St Albans is to open its doors once more this Friday (Aug 21) for a second Cathedrals at Night event and Lichfield welcomes visitors to its Cathedrals At Night experience this August Bank Holiday weekend.
St Albans and Lichfield announce new ‘Cathedrals at Night’ events.
This second date follows the success of the first event in St Albans in late July, which attracted 400 visitors when this historic place of worship – shrine to Britain’s first saint, St Alban – opened its doors between 7pm and 9pm to allow people in to explore the building in a way they may not have done so before.
St Albans Cathedral will once again be illuminated as it moves from daylight to dusk during this reflective evening which will also see its 700-year-old wall paintings brought to life through unique projections.
There will also be opportunities to meet and hear from characters from the Abbey’s medieval past and explore what the modern Cathedral has to offer with its Pilgrimage Puppet Exhibition and it’s Last Supper installation by Lorna May Wadsworth, placed at the Altar of the Persecuted in the North Transept in support of the Black Lives Matter movement.
The Cathedral shop and Abbot’s Kitchen café will also be open on the night.
Lichfield Cathedral has also just announced it will host a Cathedrals At Night event on Saturday 29 August when the cathedral will open its doors to visitors until 10pm with an evening of reflection, prayer, ambient music and an opportunity to explore the beauty of this building and its hidden treasures.
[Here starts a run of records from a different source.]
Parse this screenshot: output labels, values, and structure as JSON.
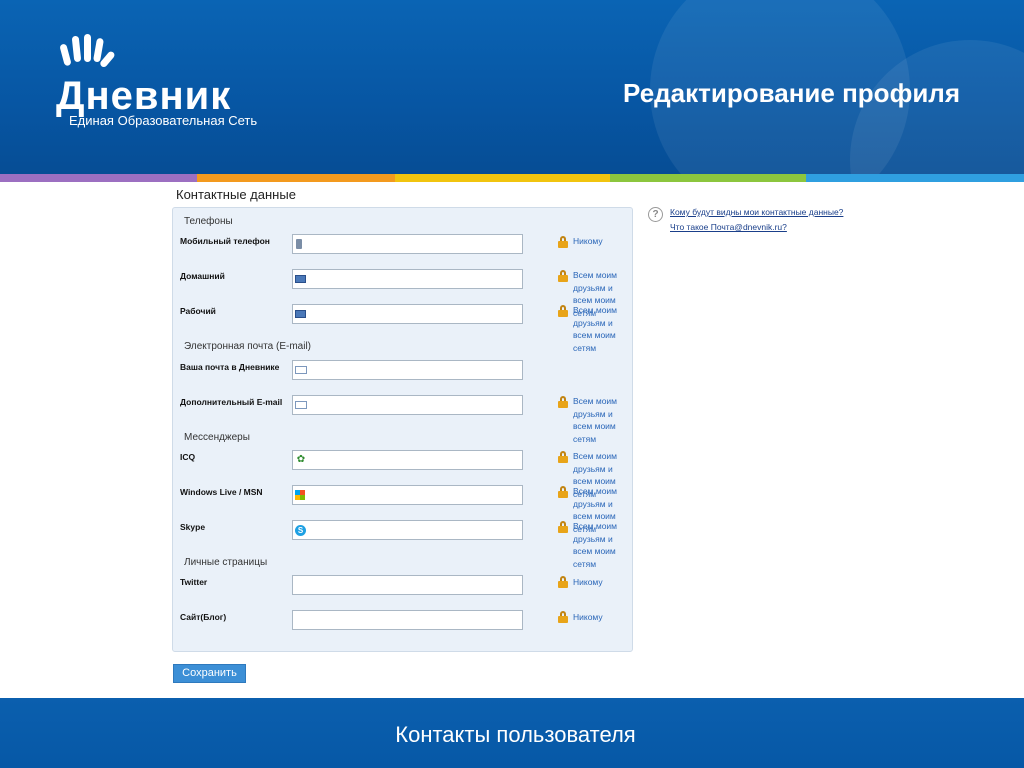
{
  "header": {
    "logo_text": "Дневник",
    "logo_subtitle": "Единая Образовательная Сеть",
    "page_title": "Редактирование профиля"
  },
  "colors": {
    "header_blue": "#0756a3",
    "panel_bg": "#eaf1f9",
    "link": "#2a66b8",
    "button": "#3c8fd6",
    "stripe": [
      "#9c6fc1",
      "#f39a1e",
      "#f1c40f",
      "#8cc63e",
      "#2f9fe0"
    ]
  },
  "form": {
    "section_title": "Контактные данные",
    "groups": {
      "phones": "Телефоны",
      "email": "Электронная почта (E-mail)",
      "messengers": "Мессенджеры",
      "pages": "Личные страницы"
    },
    "fields": [
      {
        "label": "Мобильный телефон",
        "icon": "mobile-phone-icon",
        "value": "",
        "privacy": "Никому"
      },
      {
        "label": "Домашний",
        "icon": "phone-icon",
        "value": "",
        "privacy": "Всем моим друзьям и всем моим сетям"
      },
      {
        "label": "Рабочий",
        "icon": "phone-icon",
        "value": "",
        "privacy": "Всем моим друзьям и всем моим сетям"
      },
      {
        "label": "Ваша почта в Дневнике",
        "icon": "envelope-icon",
        "value": "",
        "privacy": ""
      },
      {
        "label": "Дополнительный E-mail",
        "icon": "envelope-icon",
        "value": "",
        "privacy": "Всем моим друзьям и всем моим сетям"
      },
      {
        "label": "ICQ",
        "icon": "icq-icon",
        "value": "",
        "privacy": "Всем моим друзьям и всем моим сетям"
      },
      {
        "label": "Windows Live / MSN",
        "icon": "windows-icon",
        "value": "",
        "privacy": "Всем моим друзьям и всем моим сетям"
      },
      {
        "label": "Skype",
        "icon": "skype-icon",
        "value": "",
        "privacy": "Всем моим друзьям и всем моим сетям"
      },
      {
        "label": "Twitter",
        "icon": "",
        "value": "",
        "privacy": "Никому"
      },
      {
        "label": "Сайт(Блог)",
        "icon": "",
        "value": "",
        "privacy": "Никому"
      }
    ],
    "save_label": "Сохранить"
  },
  "help": {
    "link1": "Кому будут видны мои контактные данные?",
    "link2": "Что такое Почта@dnevnik.ru?"
  },
  "footer": {
    "caption": "Контакты пользователя"
  }
}
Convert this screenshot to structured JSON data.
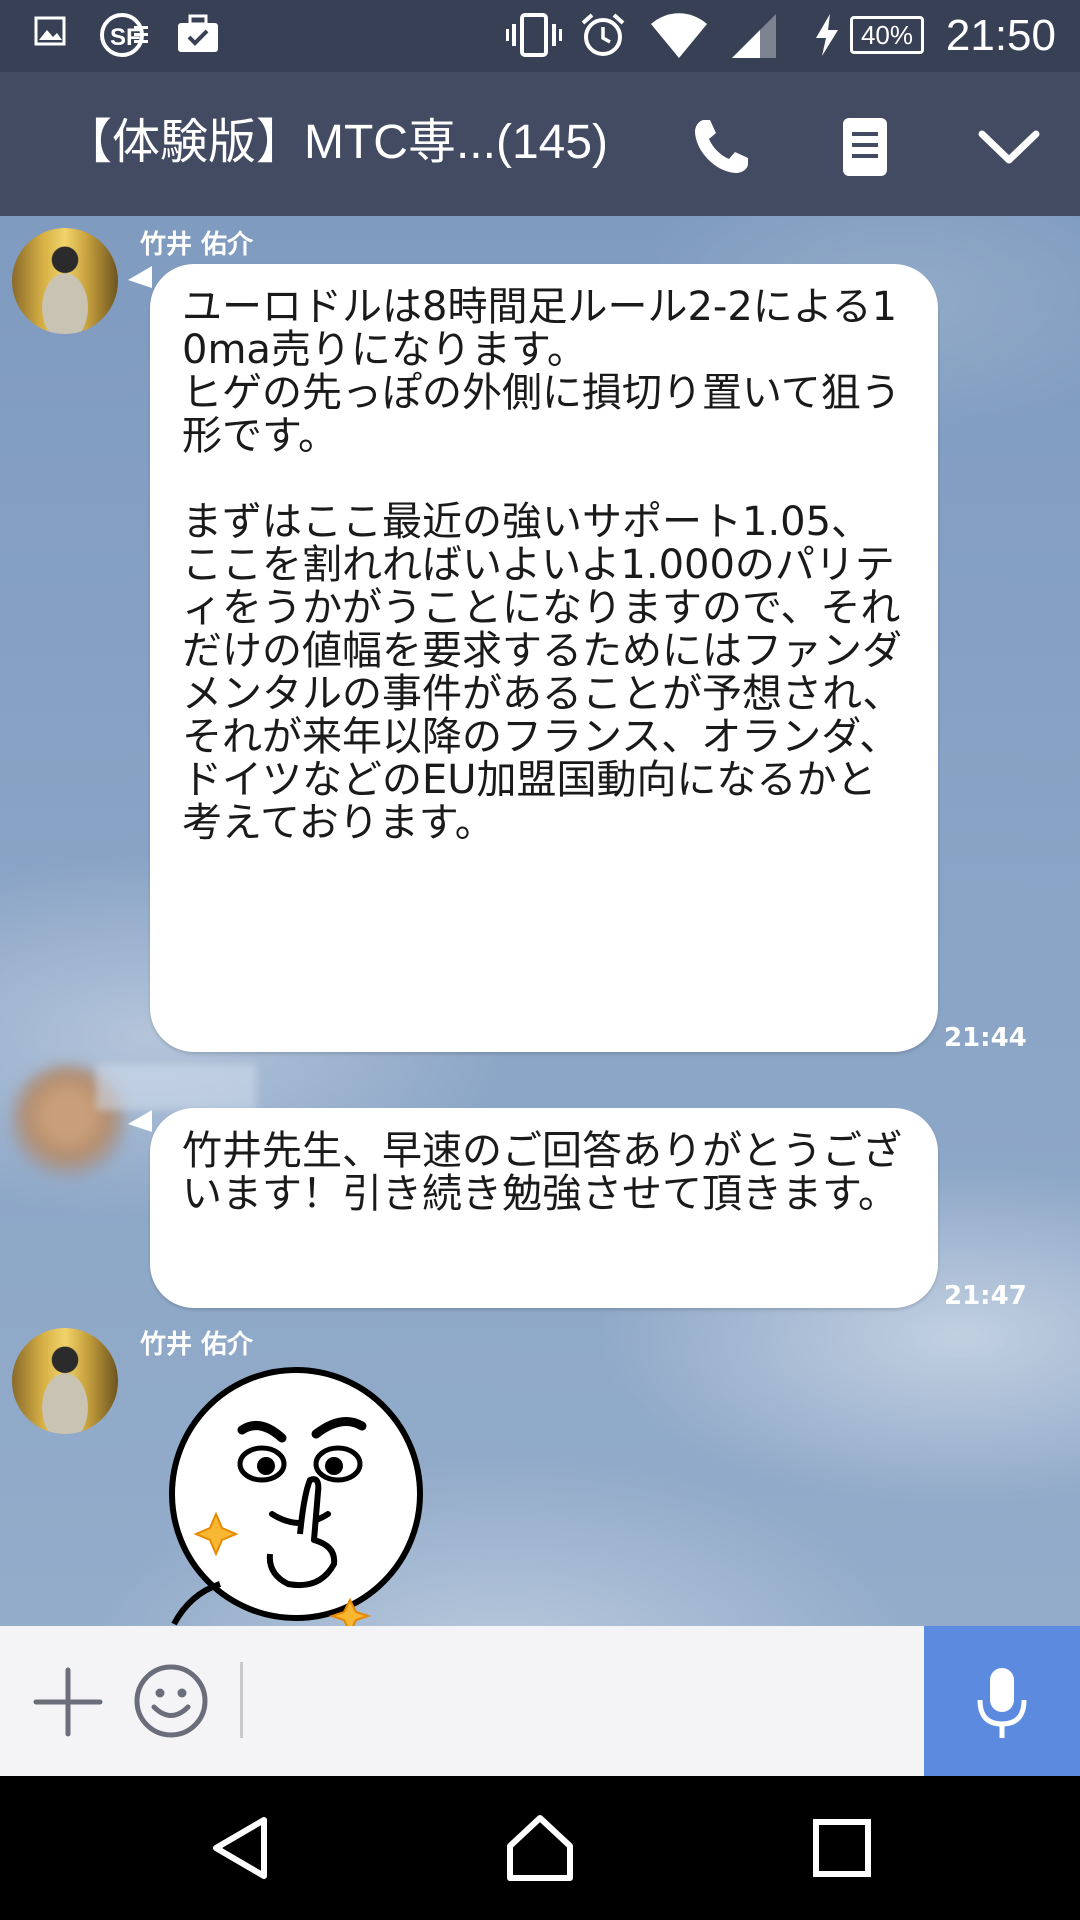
{
  "status_bar": {
    "time": "21:50",
    "battery": "40%",
    "icons": [
      "image-icon",
      "sf-app-icon",
      "briefcase-icon",
      "vibrate-icon",
      "alarm-icon",
      "wifi-icon",
      "signal-icon",
      "charging-icon",
      "battery-icon"
    ]
  },
  "header": {
    "title": "【体験版】MTC専...(145)",
    "icons": [
      "phone-icon",
      "note-icon",
      "chevron-down-icon"
    ]
  },
  "messages": [
    {
      "sender": "竹井 佑介",
      "text": "ユーロドルは8時間足ルール2-2による10ma売りになります。\nヒゲの先っぽの外側に損切り置いて狙う形です。\n\nまずはここ最近の強いサポート1.05、ここを割れればいよいよ1.000のパリティをうかがうことになりますので、それだけの値幅を要求するためにはファンダメンタルの事件があることが予想され、それが来年以降のフランス、オランダ、ドイツなどのEU加盟国動向になるかと考えております。",
      "time": "21:44"
    },
    {
      "sender": "",
      "text": "竹井先生、早速のご回答ありがとうございます！引き続き勉強させて頂きます。",
      "time": "21:47"
    },
    {
      "sender": "竹井 佑介",
      "type": "sticker"
    }
  ],
  "input_bar": {
    "icons": [
      "plus-icon",
      "emoji-icon",
      "microphone-icon"
    ]
  },
  "nav_bar": {
    "icons": [
      "back-icon",
      "home-icon",
      "recents-icon"
    ]
  },
  "colors": {
    "status_bar": "#384055",
    "header": "#434b62",
    "mic_button": "#5b8adf",
    "bubble": "#ffffff"
  }
}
Cathedrals At Night was co-ordinated by the Association of English Cathedrals (AEC) for 2020 Year of Cathedrals, Year of Pilgrimage as the first nationwide project that unites the 42 Church of England cathedrals – plus Westminster Abbey, Cathedral Isle of Man, and St Davids and St Asaph from the Church in Wales – around a single, simple campaign.
Cathedrals at Night opens up an opportunity for cathedrals to reach new audiences and re-engage with those more familiar with cathedral life, by offering a mix of cultural, heritage and spiritual activities some of which will go on until late – and all of them are free.
The first Cathedrals At Night event took place in Rochester Cathedral in February under Luke Jerram’s Museum of the Moon installation in the Nave before lockdown and the coronavirus pandemic meant many cathedrals had to postpone or cancel their Cathedrals At Night plans.
St Albans was the first to re-instate it, following the easing of lockdown restrictions – and such was its success that they have planned more including a third Cathedrals at Night sometime during Heritage Open Days later in September.